Sponsor: United States Telecom Association and state affiliates
Purpose: STAFF RETREAT/TELECOMMUNICATIONS PANEL
Date: Aug 21, 2001 (2 days)
Expense: $1,913.45
source


Trips traveled under the office of Bob Ney

Destination: NEW YORK
Sponsor: New York Mercantile Exchange
Purpose: CONGRESSIONAL ENERGY SEMINAR
Date: Jun 22, 2001
Expense: $410.00
source

Destination: NEVADA
Sponsor: Nuclear Energy Institute
Purpose: FACT-FINDING
Date: Mar 25, 2002 (2 days)
Expense: $1,080.50
source
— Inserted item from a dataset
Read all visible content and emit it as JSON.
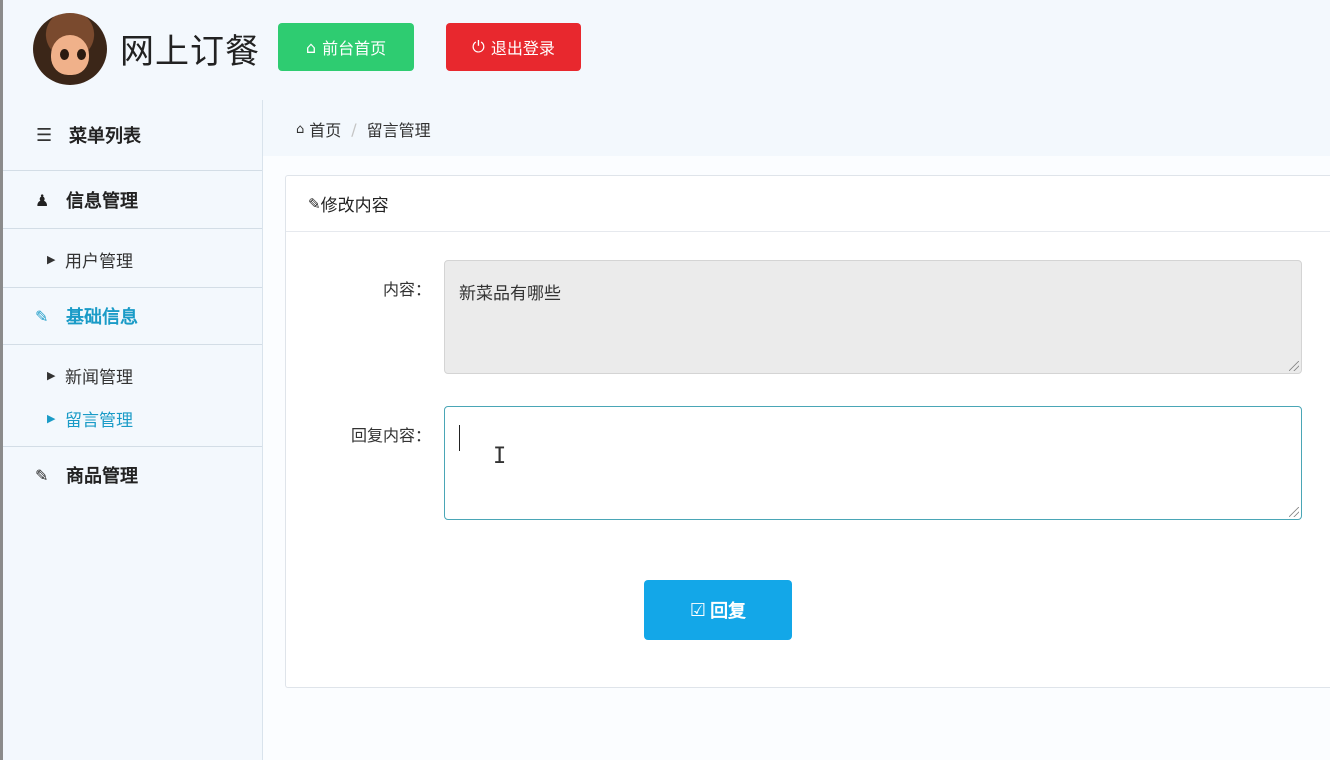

Destination: TOUR OF CONSOL ENERGY'S #84 MINE
Sponsor: NATIONAL MINING ASSOCIATION, AMERICAN WATERWAYS OPERATORS
Purpose: FACT FINDING
Date: Jul 1, 2002 (1 day)
Expense: $422.30
source

Destination: NEWARK, NJ
Sponsor: Smiths Group plc
Purpose: FACT-FINDING TRIP
Date: Apr 22, 2003 (1 day)
Expense: $1,145.36
source



* - Trips by all travelers named John Dutton.


American RadioWorks |
Image: Wikipedia (public domain)

Can how you move change how you think?

Scientists have long thought of the brain as a “control center” for the body – a kind of computer that dictates how we move. But what if how we walk and stand and gesture could actually change how we think?

Recent Posts

  • 05.12.15

    Forest Schools

    What if one day a week, school was in the woods? On the podcast, Emily Hanford takes us to Vermont to understand why teachers wanted to take their students into the forest, and what the kids -- and the teachers -- are learning from it.
  • 05.06.15

    Exposing Conditions at Native Schools

    There are 183 federally-run Bureau of Indian Education schools in the nation, and about a third of these are in poor condition. Some students at BIE schools deal with poorly-insulated classrooms, holes in the roof, rodents, and other issues on a daily basis.
  • 04.29.15

    Green Teachers

    A generation ago, if you walked into an American classroom, you’d likely find a veteran teacher who'd been on the job for 15 years or more. Today you're more likely to find a brand-new teacher – someone who's been the job for a year or less.
  • 04.22.15

    The First Gen Movement

    Over the past decade many elite colleges have taken great strides to admit low-income students, but there are unanticipated financial and cultural barriers to fitting in on campus that can’t easily be solved by merely giving students a foot in the door. Questions of class differences have spurred a nationwide movement of “first generation” student clubs on college campuses.